I was delighted to join Trinity Hall in September 2018 to continue my research in criminal law and to teach our sharp and committed undergraduate law students.
I joined the Hall from Wadham College, Oxford, where I wrote my doctoral thesis, Deception, Mistake, Privacy and Consent: A Conceptual Framework for Resolving the ‘Line-drawing’ Problem in Sex-by-Deception and Mistaken Sex. I also read the BA in Jurisprudence and the BCL at Wadham and taught criminal law as a Stipendiary Lecturer at Hertford College, Oxford, during my
I spend a lot of my time – in both my teaching and research – thinking about the tragedies and trauma that may befall us, and how the law can and should respond. Every supervision provides new ideas for future research but at the moment my main focus is on consent to sexual activity and, secondly, on the way that the criminal law defines the ‘body’.
I’ve been interested in the difficulties inherent in regulating ‘sex-by-deception’ in the criminal law since I was an undergraduate student. If D lies to C, and C agrees to sexual activity on that basis, does C’s agreement amount to valid consent in the eyes of the criminal law? Does it matter if D simply failed to disclose the relevant information? Does the subject matter of the deception or non-disclosure matter? Should we treat lies or non-disclosures about sexual health or sexual history differently to lies or non-disclosures about wealth, occupation or love?
This issue has frequently troubled the courts. Just recently the High Court dismissed an application to judicially review the decision of the CPS not to prosecute a former undercover police officer who engaged in sexual activity with an environmental activist who would not have consented to that activity, had she known the officer’s true identity (R (Monica) v DPP and Boyling
 EWHC 3469).

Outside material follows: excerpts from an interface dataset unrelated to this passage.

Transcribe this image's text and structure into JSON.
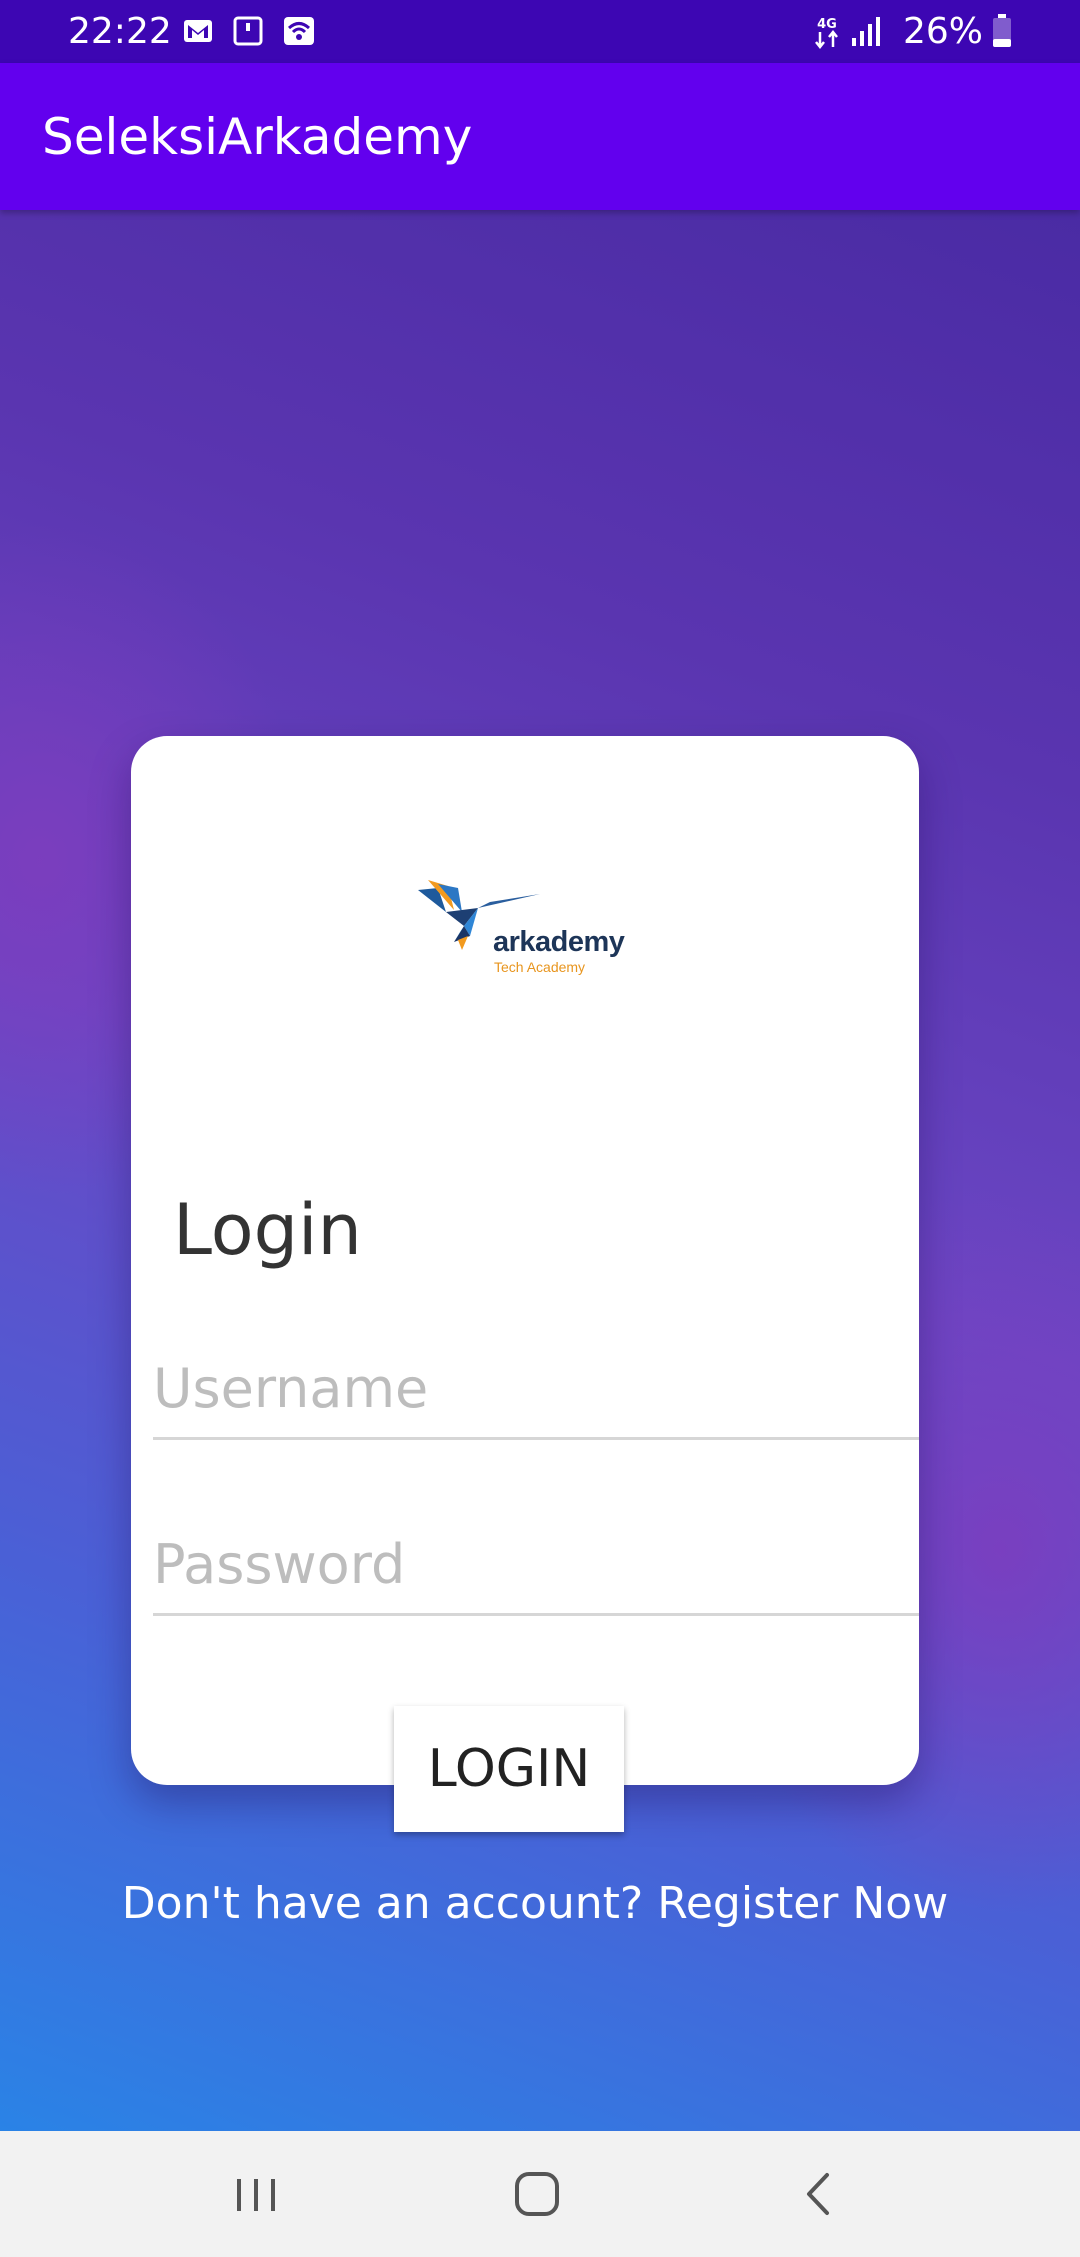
{
  "status_bar": {
    "time": "22:22",
    "network": "4G",
    "battery": "26%",
    "icons": [
      "gmail-icon",
      "notification-icon",
      "wifi-calling-icon",
      "network-4g-icon",
      "signal-icon",
      "battery-icon"
    ]
  },
  "app_bar": {
    "title": "SeleksiArkademy",
    "color": "#6200ee"
  },
  "card": {
    "logo": {
      "wordmark": "arkademy",
      "tagline": "Tech Academy"
    },
    "heading": "Login",
    "username": {
      "placeholder": "Username",
      "value": ""
    },
    "password": {
      "placeholder": "Password",
      "value": ""
    }
  },
  "actions": {
    "login_label": "LOGIN",
    "register_text": "Don't have an account? Register Now"
  },
  "nav_bar": {
    "icons": [
      "recents-icon",
      "home-icon",
      "back-icon"
    ]
  }
}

My work challenges orthodox legal approaches to identifying deception and recasts the right to sexual integrity in a novel way. From these foundations, I argue that the distinction between deception and non-disclosure does indeed matter. I also argue that, in some narrow circumstances, the right to sexual integrity must be balanced against D’s rights, chiefly (but by no means exclusively) the right to privacy. This balancing exercise functions to exclude, from the reach of both moral censure and criminal law, certain deceptions and non-disclosures. However, some deceptions should preclude the legal validity of consent. The difficulty is knowing where, and how, to ‘draw the line’. My work provides a much needed, robust theoretical framework for resolving these long-standing ‘line-drawing’ difficulties, and for critiquing decisions like Boyling.
When I’m not working on sexual offences and consent, I am busy researching how non-fatal, non-sexual offences against the person apply to users of mobility aids. Under the current law, if D deliberately strikes C’s prosthetic leg and breaks it, and D intends to damage only the prosthetic leg, D is not liable for any serious offence against the person. I argue that, in such circumstances, the law fails to properly characterise the harm sustained by C, and the wrong committed by D. Accordingly, I argue in favour of a reimagining of the body in criminal law, and the extension of the offences against the person, in order to ensure the appropriate recognition and protection of all bodies, including those of people with disabilities.
I’m grateful to continue my research in such a supportive, and intellectually rich environment. It is also a joy to teach Trinity Hall law students. To do so in a fellowship endowed in the name of John Collier, a man who taught over 1,000 law students, is a distinct privilege.
Dr Rachel Clement Tolley
John Collier Fellow in Law